3. Penal notices must be attached to the order approved by the court, not added later

Another decision last year considered the role of penal notices in a different scenario. In Re Taray Brokering Ltd [2022] EWHC 2958 (Ch), the allegedly breached orders were coercive and they had been served with a penal notice. However, the penal notice had not been appended to the order when it was formally authorised by the court and had only afterward been added to the top of the document by the party serving it.

His Honour Judge Pearce analysed the wording of the revised CPR Part 81 (in force since October 2020) and noted that the new rules referred to a requirement for applicants to confirm that the underlying order "included a penal notice". In his view, that indicated that a penal notice should be regarded as part of the order itself, with the result that if an order approved by the court did not include a penal notice, a party was not at liberty to add one. If it wished a penal notice to be added, it would need to apply to the court to vary the order.

The judge considered that, to the extent that previous authority suggested otherwise, it was either distinguishable (as being prior to the new wording of Part 81) or wrongly decided.

The decision has caused some surprise, with several commentators suggesting that the judge's conclusion that the penal notice is technically part of the order is not necessarily supported by other provisions in Part 81, and that the result is a departure from common practice. Another court might take a different view but, for the moment, practitioners should ensure that if they envisage an order potentially being the subject of contempt proceedings if breached, a penal notice is included with the document approved by the court.

4. High Court dispenses with Hague Service Convention requirements and allows email service of a committal application in Ukraine

The Novans Jets proceedings referred to above also produced a separate decision of interest, regarding the service requirements when pursuing a committal application (Olympic Council of Asia v Novans Jets LLP and others [2022] EWHC 2910 ).

The defendant was domiciled in Ukraine, which is party to the Hague Service Convention – meaning that service there should be effected through official channels under the procedures set out in the Convention. The English courts have held that exceptional circumstances are required before they will grant permission for service by an alternative method to those procedures.

Here, the High Court found that exceptional circumstances did exist and refused to set aside an order retrospectively permitting service of the committal application by email. Although practical difficulty and delay in effecting service under the Convention will not usually in itself amount to exceptional circumstances, the court noted that contempt applications should be dealt with expeditiously, to uphold the authority of court orders, and was satisfied that the high threshold was met here given:

  • evidence that serving foreign process in Ukraine currently might take much longer than usual – potentially in excess of a year
  • there were some grounds to believe the defendant may attempt to frustrate service
  • there was no doubt that emailing the documents had been effective in bringing the application to the defendant's notice.

The court also retrospectively dispensed with the usual requirement that the underlying orders the subject of the contempt action had been served personally.
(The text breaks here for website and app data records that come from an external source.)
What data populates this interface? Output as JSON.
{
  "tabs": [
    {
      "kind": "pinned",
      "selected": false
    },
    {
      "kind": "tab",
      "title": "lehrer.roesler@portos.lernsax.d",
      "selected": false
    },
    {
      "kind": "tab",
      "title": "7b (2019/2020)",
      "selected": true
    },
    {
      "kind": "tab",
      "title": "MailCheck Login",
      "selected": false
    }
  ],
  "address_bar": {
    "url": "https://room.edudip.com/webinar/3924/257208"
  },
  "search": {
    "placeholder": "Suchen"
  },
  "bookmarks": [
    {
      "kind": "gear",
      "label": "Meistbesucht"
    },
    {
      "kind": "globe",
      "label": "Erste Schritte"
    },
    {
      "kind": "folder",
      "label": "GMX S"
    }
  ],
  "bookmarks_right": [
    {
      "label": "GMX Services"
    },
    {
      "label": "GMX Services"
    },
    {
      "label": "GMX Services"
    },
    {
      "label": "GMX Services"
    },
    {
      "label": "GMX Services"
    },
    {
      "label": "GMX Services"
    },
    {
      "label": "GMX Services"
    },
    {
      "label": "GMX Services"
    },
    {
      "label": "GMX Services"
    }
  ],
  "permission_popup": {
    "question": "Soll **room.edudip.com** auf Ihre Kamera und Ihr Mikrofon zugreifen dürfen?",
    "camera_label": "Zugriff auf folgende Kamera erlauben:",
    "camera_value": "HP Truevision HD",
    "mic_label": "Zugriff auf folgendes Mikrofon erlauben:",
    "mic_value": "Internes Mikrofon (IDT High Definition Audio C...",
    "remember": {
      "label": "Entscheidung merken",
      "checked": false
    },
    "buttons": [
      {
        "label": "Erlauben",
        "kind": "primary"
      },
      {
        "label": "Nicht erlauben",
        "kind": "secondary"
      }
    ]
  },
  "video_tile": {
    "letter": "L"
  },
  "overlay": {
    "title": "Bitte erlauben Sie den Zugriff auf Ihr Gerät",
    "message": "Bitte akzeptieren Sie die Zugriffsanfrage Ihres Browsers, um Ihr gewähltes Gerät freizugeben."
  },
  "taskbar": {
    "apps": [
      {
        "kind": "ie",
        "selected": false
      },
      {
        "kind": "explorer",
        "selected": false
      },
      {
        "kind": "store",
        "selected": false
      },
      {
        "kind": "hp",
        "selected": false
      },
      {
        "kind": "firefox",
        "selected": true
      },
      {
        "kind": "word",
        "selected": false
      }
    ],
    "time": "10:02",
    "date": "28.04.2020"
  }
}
It was satisfied, to the criminal standard, that the orders' material terms had been effectively communicated to the individual defendant.

The content of this article is intended to provide a general guide to the subject matter. Specialist advice should be sought about your specific circumstances.